* _DESCRIPTION OF THE TASK_
Set down all of the lines below exactly as they are given.

* _ENTRIES SHOWN_
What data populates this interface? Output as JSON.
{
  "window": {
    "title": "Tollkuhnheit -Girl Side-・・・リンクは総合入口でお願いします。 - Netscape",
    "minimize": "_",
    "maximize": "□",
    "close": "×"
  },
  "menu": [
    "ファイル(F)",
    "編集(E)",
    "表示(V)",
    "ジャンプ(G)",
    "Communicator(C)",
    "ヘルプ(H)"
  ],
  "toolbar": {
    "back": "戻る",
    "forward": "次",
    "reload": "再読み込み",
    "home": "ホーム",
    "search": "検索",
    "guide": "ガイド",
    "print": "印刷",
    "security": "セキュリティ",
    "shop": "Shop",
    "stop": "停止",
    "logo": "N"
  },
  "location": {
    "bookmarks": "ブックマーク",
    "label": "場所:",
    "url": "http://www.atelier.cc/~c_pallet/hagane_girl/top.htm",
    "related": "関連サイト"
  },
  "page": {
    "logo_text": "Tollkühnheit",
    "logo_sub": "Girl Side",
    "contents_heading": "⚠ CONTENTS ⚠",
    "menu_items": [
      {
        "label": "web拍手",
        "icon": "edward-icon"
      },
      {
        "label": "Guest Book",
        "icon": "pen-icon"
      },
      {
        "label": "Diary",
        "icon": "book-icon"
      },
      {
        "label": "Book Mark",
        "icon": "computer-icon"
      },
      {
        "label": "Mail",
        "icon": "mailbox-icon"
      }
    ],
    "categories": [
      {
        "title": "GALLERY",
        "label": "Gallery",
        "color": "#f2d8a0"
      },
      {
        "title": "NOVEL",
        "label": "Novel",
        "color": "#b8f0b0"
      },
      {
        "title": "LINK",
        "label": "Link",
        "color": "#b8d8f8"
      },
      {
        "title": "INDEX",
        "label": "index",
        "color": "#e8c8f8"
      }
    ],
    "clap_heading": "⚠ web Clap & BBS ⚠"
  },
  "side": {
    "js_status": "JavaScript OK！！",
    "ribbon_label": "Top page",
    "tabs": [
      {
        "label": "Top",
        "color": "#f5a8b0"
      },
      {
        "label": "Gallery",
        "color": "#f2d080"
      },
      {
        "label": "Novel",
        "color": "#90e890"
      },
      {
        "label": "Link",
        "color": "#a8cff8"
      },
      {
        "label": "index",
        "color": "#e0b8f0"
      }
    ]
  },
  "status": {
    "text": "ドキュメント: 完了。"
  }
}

* _ANSWER BOX_
What data populates this interface? Output as JSON.
{
  "window": {
    "title": "Tollkuhnheit -Girl Side-・・・リンクは総合入口でお願いします。 - Netscape",
    "minimize": "_",
    "maximize": "□",
    "close": "×"
  },
  "menu": [
    "ファイル(F)",
    "編集(E)",
    "表示(V)",
    "ジャンプ(G)",
    "Communicator(C)",
    "ヘルプ(H)"
  ],
  "toolbar": {
    "back": "戻る",
    "forward": "次",
    "reload": "再読み込み",
    "home": "ホーム",
    "search": "検索",
    "guide": "ガイド",
    "print": "印刷",
    "security": "セキュリティ",
    "shop": "Shop",
    "stop": "停止",
    "logo": "N"
  },
  "location": {
    "bookmarks": "ブックマーク",
    "label": "場所:",
    "url": "http://www.atelier.cc/~c_pallet/hagane_girl/top.htm",
    "related": "関連サイト"
  },
  "page": {
    "logo_text": "Tollkühnheit",
    "logo_sub": "Girl Side",
    "contents_heading": "⚠ CONTENTS ⚠",
    "menu_items": [
      {
        "label": "web拍手",
        "icon": "edward-icon"
      },
      {
        "label": "Guest Book",
        "icon": "pen-icon"
      },
      {
        "label": "Diary",
        "icon": "book-icon"
      },
      {
        "label": "Book Mark",
        "icon": "computer-icon"
      },
      {
        "label": "Mail",
        "icon": "mailbox-icon"
      }
    ],
    "categories": [
      {
        "title": "GALLERY",
        "label": "Gallery",
        "color": "#f2d8a0"
      },
      {
        "title": "NOVEL",
        "label": "Novel",
        "color": "#b8f0b0"
      },
      {
        "title": "LINK",
        "label": "Link",
        "color": "#b8d8f8"
      },
      {
        "title": "INDEX",
        "label": "index",
        "color": "#e8c8f8"
      }
    ],
    "clap_heading": "⚠ web Clap & BBS ⚠"
  },
  "side": {
    "js_status": "JavaScript OK！！",
    "ribbon_label": "Top page",
    "tabs": [
      {
        "label": "Top",
        "color": "#f5a8b0"
      },
      {
        "label": "Gallery",
        "color": "#f2d080"
      },
      {
        "label": "Novel",
        "color": "#90e890"
      },
      {
        "label": "Link",
        "color": "#a8cff8"
      },
      {
        "label": "index",
        "color": "#e0b8f0"
      }
    ]
  },
  "status": {
    "text": "ドキュメント: 完了。"
  }
}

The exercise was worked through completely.